Bank of China

Goldman prepares for ICBC share sale

PUBLISHED : Tuesday, 06 March, 2012, 12:00am
UPDATED : Tuesday, 06 March, 2012, 12:00am

Goldman Sachs is considering selling a big chunk of the Industrial and Commercial Bank of China (ICBC) shares it owns, to help the US bank raise more than US$1 billion.

According to people familiar with the matter, the investment bank has informally contacted several major institutions, including JP Morgan Asset Management and BlackRock, to seek their thoughts on the possible sale of ICBC shares. There was no term sheet or related official document provided, the sources said.

The feedback was not overly positive as some asset managers expected ICBC share prices to fall in the coming months, which would allow them to buy the stock at a lower cost, said the sources.

'I think the intention [of Goldman Sachs] to sell is clear and now the question is when to sell and at what price,' said one of the sources, adding there was a price gap between the seller and potential buyers.

'It's not going to happen tomorrow but they are certainly blowing the water these days,' said the person. In Hong Kong's business community, 'blowing water' in Cantonese often means to float an idea before any real action is taken.

Yesterday, ICBC's Hong Kong-listed shares, also known as H-shares, ended 2.67 per cent lower from the previous trading session at HK$5.47 each. ICBC's H-shares have gained nearly 19 per cent this year. Goldman Sachs declined to comment.

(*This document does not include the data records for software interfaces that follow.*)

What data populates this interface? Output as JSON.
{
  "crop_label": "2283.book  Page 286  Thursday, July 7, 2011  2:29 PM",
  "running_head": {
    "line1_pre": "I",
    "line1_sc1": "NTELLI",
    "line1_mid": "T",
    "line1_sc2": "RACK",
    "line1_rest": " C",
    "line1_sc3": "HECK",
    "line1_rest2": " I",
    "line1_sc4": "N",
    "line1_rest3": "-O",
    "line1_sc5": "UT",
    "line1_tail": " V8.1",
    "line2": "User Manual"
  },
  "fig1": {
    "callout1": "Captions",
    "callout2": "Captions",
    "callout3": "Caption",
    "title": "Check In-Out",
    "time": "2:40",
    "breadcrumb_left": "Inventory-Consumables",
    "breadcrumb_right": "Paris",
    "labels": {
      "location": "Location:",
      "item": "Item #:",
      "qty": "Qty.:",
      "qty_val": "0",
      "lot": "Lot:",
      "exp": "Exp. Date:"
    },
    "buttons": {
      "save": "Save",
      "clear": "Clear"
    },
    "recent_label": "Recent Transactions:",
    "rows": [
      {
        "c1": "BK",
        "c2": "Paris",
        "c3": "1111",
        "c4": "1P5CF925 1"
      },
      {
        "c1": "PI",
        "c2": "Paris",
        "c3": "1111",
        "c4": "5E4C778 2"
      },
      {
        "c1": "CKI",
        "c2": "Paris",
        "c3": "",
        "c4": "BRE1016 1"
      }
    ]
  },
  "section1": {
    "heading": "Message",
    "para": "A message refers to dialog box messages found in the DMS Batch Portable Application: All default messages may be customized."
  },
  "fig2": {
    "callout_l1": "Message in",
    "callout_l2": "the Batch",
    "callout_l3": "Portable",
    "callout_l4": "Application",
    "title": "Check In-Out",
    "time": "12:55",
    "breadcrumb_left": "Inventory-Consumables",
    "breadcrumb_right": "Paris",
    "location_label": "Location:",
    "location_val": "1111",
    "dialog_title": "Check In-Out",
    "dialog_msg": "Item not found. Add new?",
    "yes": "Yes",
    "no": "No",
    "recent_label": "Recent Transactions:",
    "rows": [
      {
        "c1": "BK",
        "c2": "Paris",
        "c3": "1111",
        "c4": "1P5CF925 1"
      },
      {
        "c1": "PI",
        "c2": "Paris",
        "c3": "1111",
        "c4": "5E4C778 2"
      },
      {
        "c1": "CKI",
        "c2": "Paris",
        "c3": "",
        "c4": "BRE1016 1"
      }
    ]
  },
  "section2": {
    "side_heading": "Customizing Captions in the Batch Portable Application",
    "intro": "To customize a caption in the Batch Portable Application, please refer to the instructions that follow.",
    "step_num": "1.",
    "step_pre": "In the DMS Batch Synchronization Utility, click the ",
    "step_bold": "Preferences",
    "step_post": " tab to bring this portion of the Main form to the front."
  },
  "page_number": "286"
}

Arthur Kwong, head of Asia-Pacific equities at BNP Paribas, believed the share price gain of most mainland banking stocks had almost peaked around 20 per cent this year.

Goldman Sachs has raised more than US$5.2 billion via its three sell-downs since 2009. Its last sale of ICBC shares took place in November 2011 when Goldman Sachs sold 1.75 billion ICBC H-shares at about HK$4.88 per share, official data show.

Bosera Asset Management's fund manager Andy Ng said he expected another sale of Chinese banking stocks in 2012 to be initiated by Western shareholders in banks like ICBC as they may want to deleverage to bolster capital positions at home.

However, to some Asia-focused asset managers with a long-term view, this year could mean a good opportunity to buy the stocks, he said. 'The market outlook for China remains robust on a relative basis and the mainland banking sector serves as a good proxy for gaining exposure to the China growth story,' Ng said.

Goldman Sachs still owns about 8.78 billion H-shares, or 10.11 per cent, of Beijing-based ICBC, official data shows. Some industry watchers expect Goldman Sachs to launch a big sale of ICBC H-shares once or twice a year for the next few years to gradually cash out.

'It's not possible to suddenly sell all the ICBC H-shares that Goldman Sachs owns,' said one industry veteran. 'It can't find buyers for so many shares at one time, and it's also politically sensitive to do so, so it has to come back to the market again and again every year.'

Goldman Sachs is not alone. Other foreign banks have sold large numbers of mainland bank shares in recent years. Such sales have been under growing political pressure.

Some Chinese officials and scholars have complained that mainland banks are like ATMs for their foreign shareholders, who are sitting on big returns. Those foreign investors bought into big state banks cheaply before they went public years ago.